Big benefits of raised gardens are less weeding, a clear walkway so that you don't accidentally trample your plants, less bending to ease strain on bad backs, better soil drainage, and warmer soil for earlier planting in some areas. They can easily take the place of weedy or bare areas in your yard and add an attractive feature to your overall landscape. Build one with legs and you have one that you can put on a deck or other hard, even surface that can be moved around for convenience in the winter months, assuming that it's not too big and you've taken the dirt out.
For someone who has less horizontal space and more vertical space, tiered gardens are a beautiful touch. These are what catch my breath every time that I see them done creatively. Sure, there are plenty of terrace gardens on hillsides and front yards but I'm talking about real space-saving gardens that can be grown between buildings, on balconies and stairs, or even just small yards and are staggered little boxes of color and lush greens! Check these ideas out for fun.

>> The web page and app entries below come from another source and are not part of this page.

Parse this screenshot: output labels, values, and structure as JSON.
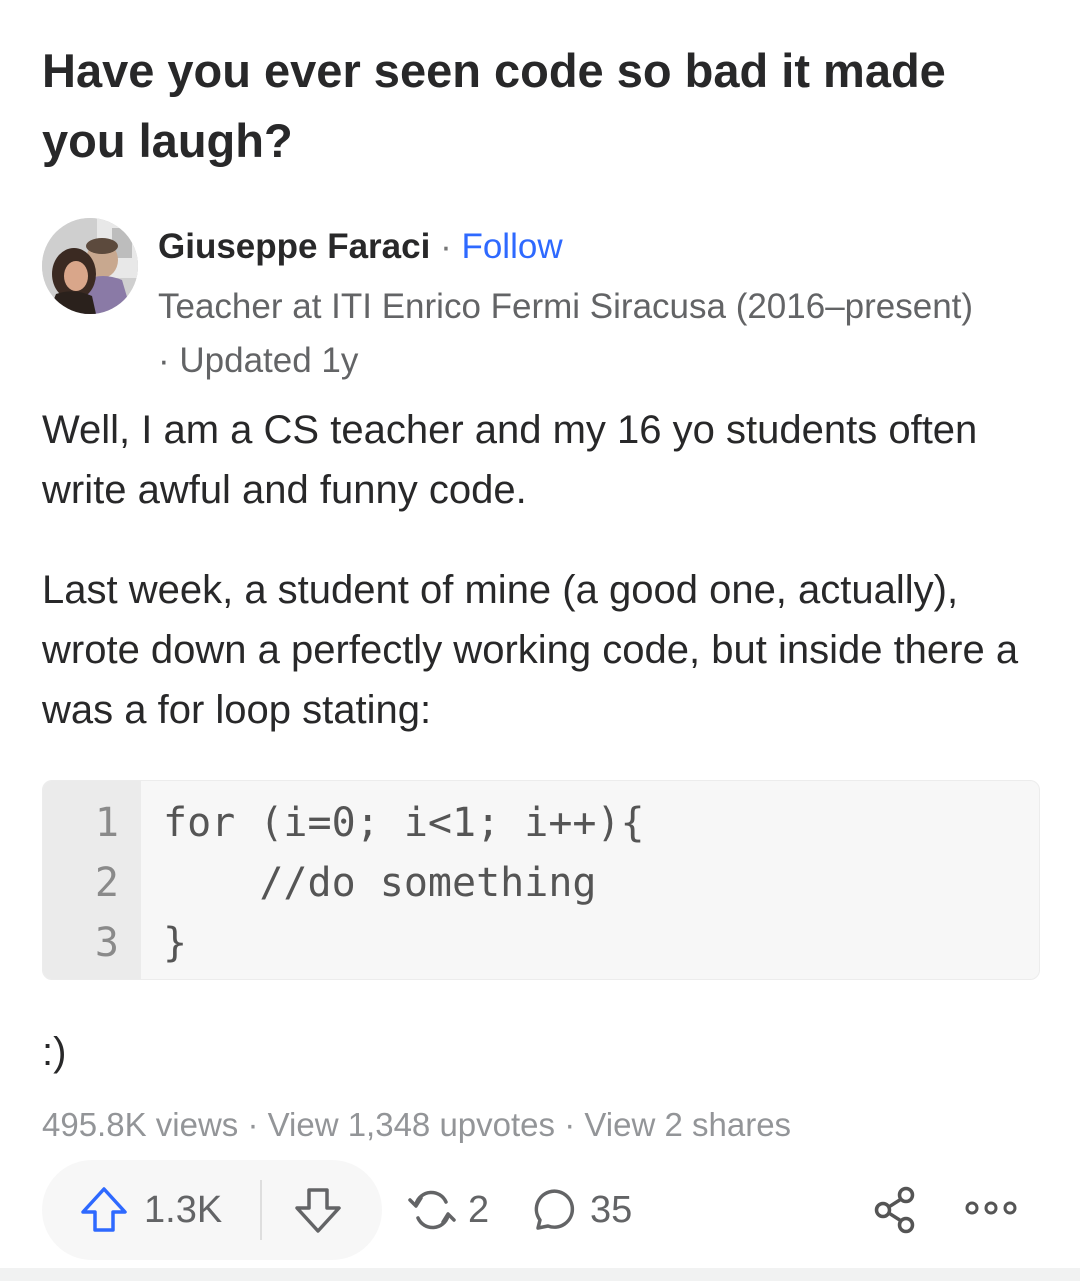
{
  "question": {
    "title": "Have you ever seen code so bad it made you laugh?"
  },
  "author": {
    "name": "Giuseppe Faraci",
    "separator": "·",
    "follow_label": "Follow",
    "credential": "Teacher at ITI Enrico Fermi Siracusa (2016–present)",
    "updated": "· Updated 1y"
  },
  "answer": {
    "paragraphs": [
      "Well, I am a CS teacher and my 16 yo students often write awful and funny code.",
      "Last week, a student of mine (a good one, actually), wrote down a perfectly working code, but inside there a was a for loop stating:"
    ],
    "code": {
      "line_numbers": [
        "1",
        "2",
        "3"
      ],
      "lines": [
        "for (i=0; i<1; i++){",
        "    //do something",
        "}"
      ]
    },
    "closing": ":)"
  },
  "stats": {
    "views": "495.8K views",
    "upvotes_link": "View 1,348 upvotes",
    "shares_link": "View 2 shares",
    "separator": " · "
  },
  "actions": {
    "upvote_count": "1.3K",
    "share_count": "2",
    "comment_count": "35",
    "icons": {
      "upvote": "arrow-up-outline-icon",
      "downvote": "arrow-down-outline-icon",
      "reshare": "refresh-cycle-icon",
      "comment": "speech-bubble-icon",
      "share": "share-nodes-icon",
      "more": "more-dots-icon"
    },
    "colors": {
      "upvote": "#2e69ff",
      "icon": "#636466"
    }
  },
  "colors": {
    "link": "#2e69ff",
    "text": "#282829",
    "muted": "#939598"
  }
}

Putting gardens on shelves or troughs are another option for people with minimal space. Next year, my big project is to put troughs up the sides of our little shed. It gets plenty of sun and because the wood made to build it is of poor quality, I get to cover it up with plants where it's rotting away at the bottom. My plan: combine a tier and shelf build so that there are different sizes of troughs (bigger at the bottom and smaller at the top for herbs). I also want to "tilt" them a bit as they go up so that I can see the plants, but not too much because we don't want the soil to drain out!

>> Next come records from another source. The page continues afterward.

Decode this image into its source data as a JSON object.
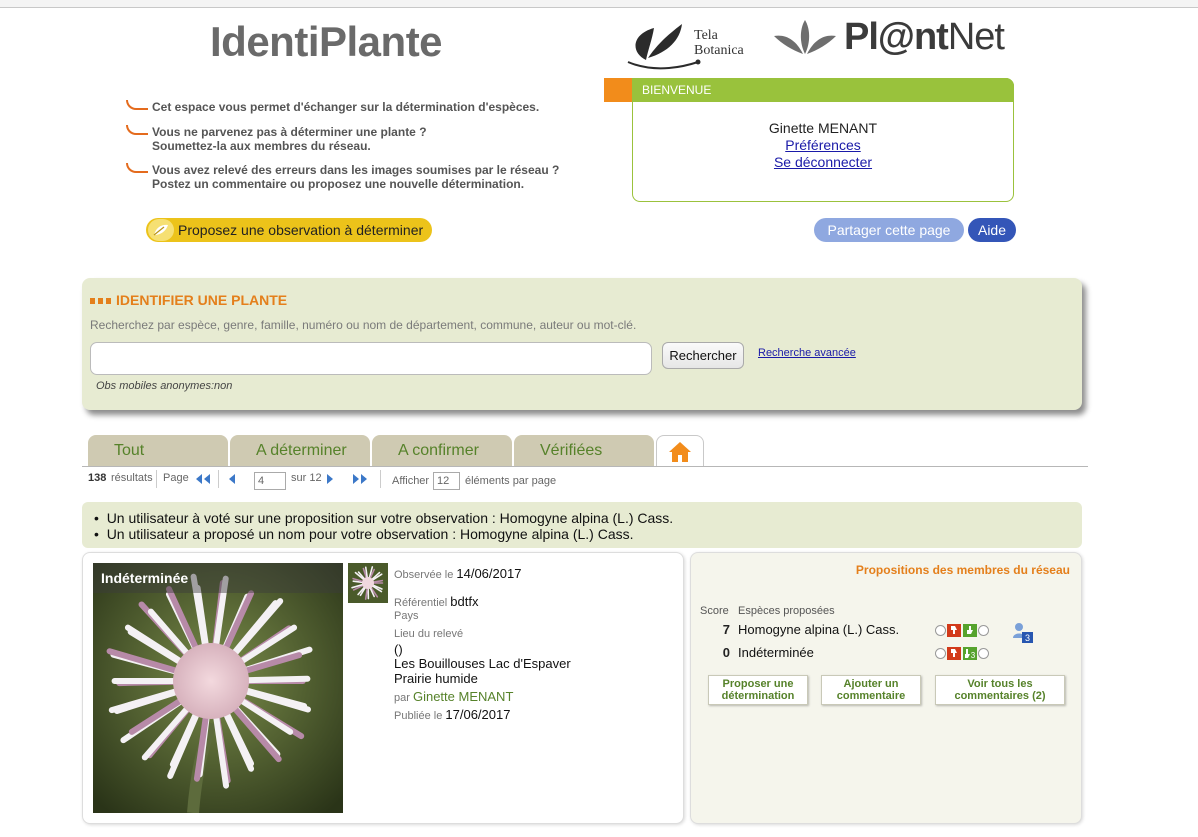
{
  "header": {
    "app_title": "IdentiPlante",
    "intro": [
      {
        "line1": "Cet espace vous permet d'échanger sur la détermination d'espèces.",
        "line2": ""
      },
      {
        "line1": "Vous ne parvenez pas à déterminer une plante ?",
        "line2": "Soumettez-la aux membres du réseau."
      },
      {
        "line1": "Vous avez relevé des erreurs dans les images soumises par le réseau ?",
        "line2": "Postez un commentaire ou proposez une nouvelle détermination."
      }
    ],
    "propose_obs_label": "Proposez une observation à déterminer",
    "tela_logo_line1": "Tela",
    "tela_logo_line2": "Botanica",
    "plantnet_part1": "Pl@nt",
    "plantnet_part2": "Net",
    "share_label": "Partager cette page",
    "help_label": "Aide"
  },
  "welcome": {
    "heading": "BIENVENUE",
    "user": "Ginette MENANT",
    "preferences": "Préférences",
    "logout": "Se déconnecter"
  },
  "search": {
    "title": "IDENTIFIER UNE PLANTE",
    "hint": "Recherchez par espèce, genre, famille, numéro ou nom de département, commune, auteur ou mot-clé.",
    "query": "",
    "button": "Rechercher",
    "advanced": "Recherche avancée",
    "mobile_note": "Obs mobiles anonymes:non"
  },
  "tabs": [
    {
      "label": "Tout"
    },
    {
      "label": "A déterminer"
    },
    {
      "label": "A confirmer"
    },
    {
      "label": "Vérifiées"
    }
  ],
  "pager": {
    "count": "138",
    "results_label": "résultats",
    "page_label": "Page",
    "current_page": "4",
    "total_label": "sur 12",
    "show_label": "Afficher",
    "per_page": "12",
    "per_page_suffix": "éléments par page"
  },
  "notifications": [
    "Un utilisateur à voté sur une proposition sur votre observation : Homogyne alpina (L.) Cass.",
    "Un utilisateur a proposé un nom pour votre observation : Homogyne alpina (L.) Cass."
  ],
  "observation": {
    "status": "Indéterminée",
    "observed_label": "Observée le",
    "observed_date": "14/06/2017",
    "referential_label": "Référentiel",
    "referential": "bdtfx",
    "country_label": "Pays",
    "place_label": "Lieu du relevé",
    "place_line1": "()",
    "place_line2": "Les Bouillouses Lac d'Espaver",
    "place_line3": "Prairie humide",
    "author_label": "par",
    "author": "Ginette MENANT",
    "published_label": "Publiée le",
    "published_date": "17/06/2017"
  },
  "proposals": {
    "title": "Propositions des membres du réseau",
    "score_header": "Score",
    "species_header": "Espèces proposées",
    "rows": [
      {
        "score": "7",
        "species": "Homogyne alpina (L.) Cass.",
        "yes_votes": "",
        "voters": "3"
      },
      {
        "score": "0",
        "species": "Indéterminée",
        "yes_votes": "3",
        "voters": ""
      }
    ],
    "buttons": {
      "propose": "Proposer une détermination",
      "comment": "Ajouter un commentaire",
      "see_all": "Voir tous les commentaires (2)"
    }
  },
  "colors": {
    "accent_orange": "#e47f1b",
    "accent_green": "#99c23c",
    "panel_bg": "#e7ebd2",
    "tab_bg": "#cfcab2",
    "propose_yellow": "#ecc31a"
  }
}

If you have not checked out the windowfarms that were posted from yesterday, definitely look into those, too. They're another way to recycle old plastic bottles and got me really excited to do. There's no reason to only do them indoors or in a window, though! I would totally put them on a porch if I didn't include the watering system with them. I think that they can help to keep herbs going inside during the winter so that you don't have to rely on dried ones for cooking. I had done that in a pot beside my sink this past winter. I had chives and basil all winter and the plants are outside now getting a good drink in the rain and lots of sun when it stops.